When Melissa Mash, Deepa Gandhi and Jessy Dover set out to create their handbag company, Dagne Dover, they had a decision to make. Like all entrepreneurs, they had to figure out how and where to get funding.
The founders, who launched their company in 2013 to create a stylish and functional handbag, opted against the venture capital funding route.
“We're building a brand that has a really strong, creative, artistic force behind it. ... And when you do that, and you want to build a product-first, customer-first brand, you need to be able to make the right decisions for the product, or for the customer, versus just hitting growth numbers,” Deepa Gandhi, co-founder and COO of Dagne Dover, told ABC News’ Chief Business, Technology and Economics Correspondent Rebecca Jarvis on a recent episode of the “No Limits with Rebecca Jarvis” podcast.
They instead decided to find patient, or long-term, capital, meaning investors who aren’t necessarily expecting to turn a profit right away. Rather, they are willing to make an investment in the long-term success of the business.
"It really is people who have a certain mindset where this is not a three-year game. This could be a ten-year game. This is someone who is investing in us as entrepreneurs, that whatever happens we're going to figure it out and they know not to sweat the small stuff,” Melissa Mash, CEO and co-founder of Dagne Dover, told Jarvis.

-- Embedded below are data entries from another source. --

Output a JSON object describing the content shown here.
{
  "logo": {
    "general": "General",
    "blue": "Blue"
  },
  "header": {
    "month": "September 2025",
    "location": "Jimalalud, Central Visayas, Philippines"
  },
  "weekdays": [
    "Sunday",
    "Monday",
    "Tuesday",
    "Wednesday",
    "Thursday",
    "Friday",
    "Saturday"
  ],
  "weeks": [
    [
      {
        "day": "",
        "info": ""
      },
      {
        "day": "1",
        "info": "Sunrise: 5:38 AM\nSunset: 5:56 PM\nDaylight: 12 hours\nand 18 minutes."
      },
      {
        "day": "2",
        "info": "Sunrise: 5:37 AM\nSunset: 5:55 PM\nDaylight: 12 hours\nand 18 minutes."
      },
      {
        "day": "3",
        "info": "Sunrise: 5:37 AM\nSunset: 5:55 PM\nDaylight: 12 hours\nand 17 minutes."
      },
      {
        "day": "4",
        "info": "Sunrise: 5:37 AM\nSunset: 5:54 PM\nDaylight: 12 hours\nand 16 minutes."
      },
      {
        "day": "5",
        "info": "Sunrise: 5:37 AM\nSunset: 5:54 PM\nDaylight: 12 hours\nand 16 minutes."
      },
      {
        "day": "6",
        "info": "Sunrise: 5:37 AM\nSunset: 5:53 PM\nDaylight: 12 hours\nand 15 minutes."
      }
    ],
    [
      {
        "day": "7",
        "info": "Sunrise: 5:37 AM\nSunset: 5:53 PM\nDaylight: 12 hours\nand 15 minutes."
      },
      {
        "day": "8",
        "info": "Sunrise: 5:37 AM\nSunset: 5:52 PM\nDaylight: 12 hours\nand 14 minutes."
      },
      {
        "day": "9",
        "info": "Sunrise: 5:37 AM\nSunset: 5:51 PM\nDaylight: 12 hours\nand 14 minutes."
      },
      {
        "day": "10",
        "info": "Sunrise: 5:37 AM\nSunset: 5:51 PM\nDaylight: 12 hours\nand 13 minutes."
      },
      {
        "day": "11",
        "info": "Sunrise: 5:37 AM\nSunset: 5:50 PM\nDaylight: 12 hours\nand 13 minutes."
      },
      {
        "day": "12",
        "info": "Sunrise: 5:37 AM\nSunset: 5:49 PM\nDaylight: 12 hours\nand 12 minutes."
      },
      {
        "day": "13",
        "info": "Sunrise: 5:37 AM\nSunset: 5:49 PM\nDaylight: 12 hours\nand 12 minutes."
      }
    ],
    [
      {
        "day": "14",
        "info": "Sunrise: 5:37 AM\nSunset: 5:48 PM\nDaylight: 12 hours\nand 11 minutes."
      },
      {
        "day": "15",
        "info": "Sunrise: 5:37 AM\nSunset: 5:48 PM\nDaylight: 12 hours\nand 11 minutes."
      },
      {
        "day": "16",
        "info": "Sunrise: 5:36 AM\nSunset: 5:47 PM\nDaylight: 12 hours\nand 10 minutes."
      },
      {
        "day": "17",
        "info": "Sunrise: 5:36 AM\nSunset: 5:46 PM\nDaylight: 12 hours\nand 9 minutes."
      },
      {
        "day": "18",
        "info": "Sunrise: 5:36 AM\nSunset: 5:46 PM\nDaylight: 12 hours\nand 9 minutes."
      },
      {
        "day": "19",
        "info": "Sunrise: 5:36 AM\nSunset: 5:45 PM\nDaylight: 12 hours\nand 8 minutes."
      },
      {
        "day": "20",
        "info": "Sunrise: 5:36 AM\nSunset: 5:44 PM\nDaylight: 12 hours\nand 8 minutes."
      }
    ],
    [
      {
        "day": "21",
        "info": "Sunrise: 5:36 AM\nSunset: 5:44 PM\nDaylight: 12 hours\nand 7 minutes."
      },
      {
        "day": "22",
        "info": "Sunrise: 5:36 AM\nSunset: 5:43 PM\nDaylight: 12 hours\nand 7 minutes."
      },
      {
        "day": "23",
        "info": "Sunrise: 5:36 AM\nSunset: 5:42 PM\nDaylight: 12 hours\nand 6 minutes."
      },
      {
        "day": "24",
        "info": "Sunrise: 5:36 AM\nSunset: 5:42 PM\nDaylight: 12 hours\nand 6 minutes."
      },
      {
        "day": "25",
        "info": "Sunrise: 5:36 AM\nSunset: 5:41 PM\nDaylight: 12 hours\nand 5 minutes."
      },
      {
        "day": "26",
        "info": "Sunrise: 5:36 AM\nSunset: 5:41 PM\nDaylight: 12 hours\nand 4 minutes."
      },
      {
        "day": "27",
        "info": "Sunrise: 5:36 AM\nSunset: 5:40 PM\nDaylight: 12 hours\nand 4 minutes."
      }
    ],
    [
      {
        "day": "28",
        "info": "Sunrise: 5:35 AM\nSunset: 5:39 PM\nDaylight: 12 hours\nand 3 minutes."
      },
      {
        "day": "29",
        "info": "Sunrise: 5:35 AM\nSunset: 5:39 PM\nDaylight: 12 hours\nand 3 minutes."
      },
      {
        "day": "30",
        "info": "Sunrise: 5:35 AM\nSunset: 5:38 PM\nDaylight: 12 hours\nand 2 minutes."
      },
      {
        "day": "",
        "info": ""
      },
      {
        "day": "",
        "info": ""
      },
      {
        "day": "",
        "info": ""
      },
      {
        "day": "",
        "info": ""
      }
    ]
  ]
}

Gandhi said their choice has allowed them to protect a balance between the creative and the business sides of the company, adding, "By finding more patient capital that has a longer term horizon and perspective ... [we] don't have set metrics that they need to hit every quarter, every year."
Gandhi, who was once a trader for Lehman Brothers, had a passion for the retail industry but didn’t know how to make the transition from Wall Street. So she spoke to one of her friends, Melissa Mash, whom she met in 2007 after moving to New York, and who would become one of her Dagne Dover co-founders.
“Melissa was one of the people I was talking to about working in retail," she said. "I was like, 'I love the industry. This is something I'm really passionate about, but what does a finance girl do in fashion?'"
Mash introduced Gandhi to a friend from Club Monaco, which led to her first job in the fashion industry as an Associate Merchandise Planner.
"Three weeks later," she said, "I had a job, my entire career path changed, and since then we've always been close."
While Gandhi was working for Club Monaco, Mash, who had been working for Coach at the time, started to come up with the idea for Dagne Dover. Mash says customers would constantly complain about their handbag organizational problems and she saw an opportunity.
"I saw that there was a huge opportunity for a new brand that was digitally native, that was well-priced, performance-oriented in terms of being an awesome aesthetic but also a ton of really organized thoughtful pockets," Mash said.
Both Mash and Gandhi each eventually found their way to The Wharton School, and it was there that they started to bring the idea of their handbag company to life. Mash searched the Parsons School of Design website to find a creative person to design the product.
She sent a cold email to Jessy Dover, who was designing footwear at the time but was most interested in designing handbags and accessories. In her senior year at Parsons, Dover had won the Coach Accessories Design Competition.
“It catapulted me into handbags and accessories, and I was like, ‘Wow, this is something I'm good at, I'm really passionate about it,’” Dover says.
The two planned to meet. Dover, who would become the creative director, said that she and Mash “just hit it off,” and shortly after their meeting she quit her job to work on Dagne Dover full time. The company launched in 2013 and has been thriving ever since, something that Gandhi, in part, credits to their choice of funding.
“We've had situations where if we'd had venture capital money, we would have probably had to make the wrong decision for the long term of the brand and I can't guarantee that the business would be where it is today.”
Dover adds that having “patient capital” is also important to the design process as it allows them to “ take the time necessary to create every product.”
“We're not sitting in a room [saying] ‘okay we have 24 hours to come up with as many products as we can to launch next season.’ It's more, ‘okay let's sit back. What do we see people need? What do we need? How can we survey them and talk to them and figure out what things that they want?’ And then create a product around what their needs are.”
Hear more from the founders of Dagne Dover on ABC Radio’s “No Limits with Rebecca Jarvis” podcast.